Joint Finance Expected to Vote on Budget Today
GOP leaders stood side-by-side on Wednesday to announce they had broken their impasse. It involved whether the state should help fund a new arena for the Milwaukee Bucks, whether Wisconsin should change its prevailing wage law, and how much the state should borrow to pay for transportation projects.
Republican leaders have decided to take two of those three items out of the proposed state budget. It could move forward Thursday.
Republicans have been doing a lot of maneuvering in Madison to come up with a budget bill the majority will accept. GOP leaders whittled down the governor’s financing package for a new Milwaukee arena, from $220 million to $55 million. Yet Senate Majority Leader Scott Fitzgerald has agreed to pull the item out of the proposed state budget. He indicates that he may not have enough Republican support to include the arena plan.
“I think a lot of my members felt early on that there was value in having Democrats that represent Milwaukee County or the city of Milwaukee also support the arena proposal, which also meant you know probably the cleanest way of doing that was to make sure that the bill was not in the state budget,” Fitzgerald says.
Republican leaders are scheduled to sit down with Gov. Walker Thursday to ensure the arena bill will have enough bipartisan support to pass.
The other divisive item GOP leaders have removed from the proposed budget is the prevailing wage. It sets minimum wages for certain public works projects. Fitzgerald says there is a core group of Republicans who’ve said they will not support the budget without a full repeal of the prevailing wage law. Assembly Speaker Robin Vos says that repeal could happen.

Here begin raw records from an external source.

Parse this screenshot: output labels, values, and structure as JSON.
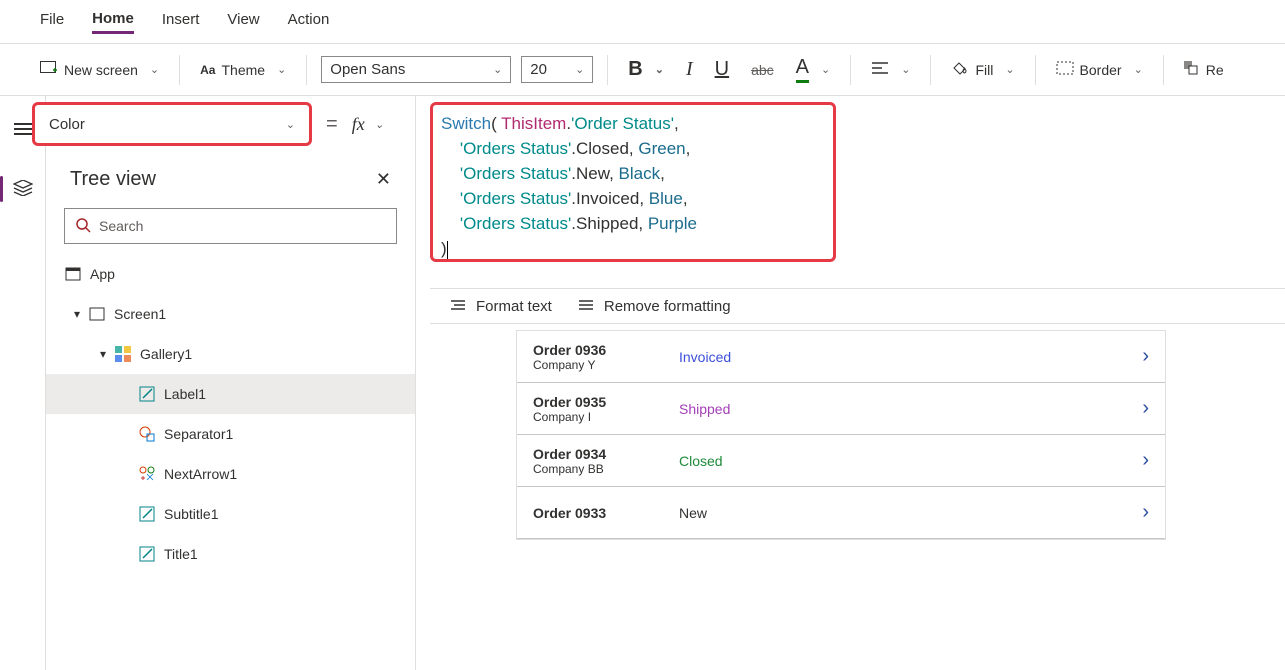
{
  "menu": {
    "items": [
      "File",
      "Home",
      "Insert",
      "View",
      "Action"
    ],
    "active": 1
  },
  "ribbon": {
    "new_screen": "New screen",
    "theme": "Theme",
    "font": "Open Sans",
    "font_size": "20",
    "fill": "Fill",
    "border": "Border",
    "re": "Re"
  },
  "property": {
    "name": "Color",
    "equals": "="
  },
  "formula_lines": [
    [
      {
        "t": "Switch",
        "c": "kw-switch"
      },
      {
        "t": "( "
      },
      {
        "t": "ThisItem",
        "c": "kw-this"
      },
      {
        "t": "."
      },
      {
        "t": "'Order Status'",
        "c": "kw-str"
      },
      {
        "t": ","
      }
    ],
    [
      {
        "t": "    "
      },
      {
        "t": "'Orders Status'",
        "c": "kw-str"
      },
      {
        "t": ".Closed, "
      },
      {
        "t": "Green",
        "c": "kw-green"
      },
      {
        "t": ","
      }
    ],
    [
      {
        "t": "    "
      },
      {
        "t": "'Orders Status'",
        "c": "kw-str"
      },
      {
        "t": ".New, "
      },
      {
        "t": "Black",
        "c": "kw-color"
      },
      {
        "t": ","
      }
    ],
    [
      {
        "t": "    "
      },
      {
        "t": "'Orders Status'",
        "c": "kw-str"
      },
      {
        "t": ".Invoiced, "
      },
      {
        "t": "Blue",
        "c": "kw-blue"
      },
      {
        "t": ","
      }
    ],
    [
      {
        "t": "    "
      },
      {
        "t": "'Orders Status'",
        "c": "kw-str"
      },
      {
        "t": ".Shipped, "
      },
      {
        "t": "Purple",
        "c": "kw-purple"
      }
    ],
    [
      {
        "t": ")"
      }
    ]
  ],
  "fbar": {
    "format": "Format text",
    "remove": "Remove formatting"
  },
  "tree": {
    "title": "Tree view",
    "search_ph": "Search",
    "nodes": [
      {
        "label": "App",
        "icon": "app",
        "level": 1
      },
      {
        "label": "Screen1",
        "icon": "screen",
        "level": 2,
        "expand": true
      },
      {
        "label": "Gallery1",
        "icon": "gallery",
        "level": 3,
        "expand": true
      },
      {
        "label": "Label1",
        "icon": "label",
        "level": 4,
        "selected": true
      },
      {
        "label": "Separator1",
        "icon": "sep",
        "level": 4
      },
      {
        "label": "NextArrow1",
        "icon": "next",
        "level": 4
      },
      {
        "label": "Subtitle1",
        "icon": "label",
        "level": 4
      },
      {
        "label": "Title1",
        "icon": "label",
        "level": 4
      }
    ]
  },
  "orders": [
    {
      "title": "Order 0936",
      "sub": "Company Y",
      "status": "Invoiced",
      "cls": "c-invoiced"
    },
    {
      "title": "Order 0935",
      "sub": "Company I",
      "status": "Shipped",
      "cls": "c-shipped"
    },
    {
      "title": "Order 0934",
      "sub": "Company BB",
      "status": "Closed",
      "cls": "c-closed"
    },
    {
      "title": "Order 0933",
      "sub": "",
      "status": "New",
      "cls": "c-new"
    }
  ]
}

He’s promising to schedule a vote on a partial repeal for the same day the Assembly votes on the spending plan.
“I predict that by the time the budget is finished we will send both bills, a repeal of portions at least, we will send that to the state Senate along with the budget and then they’ll deal with it in their chamber in their own way. That’s our plan to deal with it in the Assembly,” Vos says.
When it comes to the final issue causing division – borrowing for transportation, Republican leaders say they’ve come up with a plan that borrows less and prioritizes projects. Gov. Walker proposed borrowing $1.3 billion over the next two years to keep road construction in high gear. Instead, GOP leaders are now calling for $500 million in borrowing, with an additional $350 million possible if the Joint Finance Committee agrees. Vos says most of the Zoo Interchange project would continue, but the state would postpone work on some others.
“The north leg of the Zoo will be put on hold just like other projects around the state will be. It will be approximately half in each. It might be a little bit more out state, but it’s pretty close,” Vos says.
While Vos and Fitzgerald tout the plan they’ve come up with, Democrats are not as enthused. Rep. Christine Taylor says the proposal to limit borrowing for transportation will cost the state more than 5,000 jobs.
“How are we going to make up for those jobs? Our job creation efforts, our governor and this Legislature’s job creation efforts have been anemic. How are we going to make up for the loss of at least 5,500 jobs under their transportation plan?” Taylor says.
Taylor says people across the state have been speaking out against this budget so Republicans should rethink it. She says of particular concern to many who’ve testified at hearings are cuts to education, including a $250 million reduction for the UW-System.
The Legislature’s Joint Finance Committee is expected to approve the budget today. It would then head to the Assembly for a vote next Tuesday or Wednesday.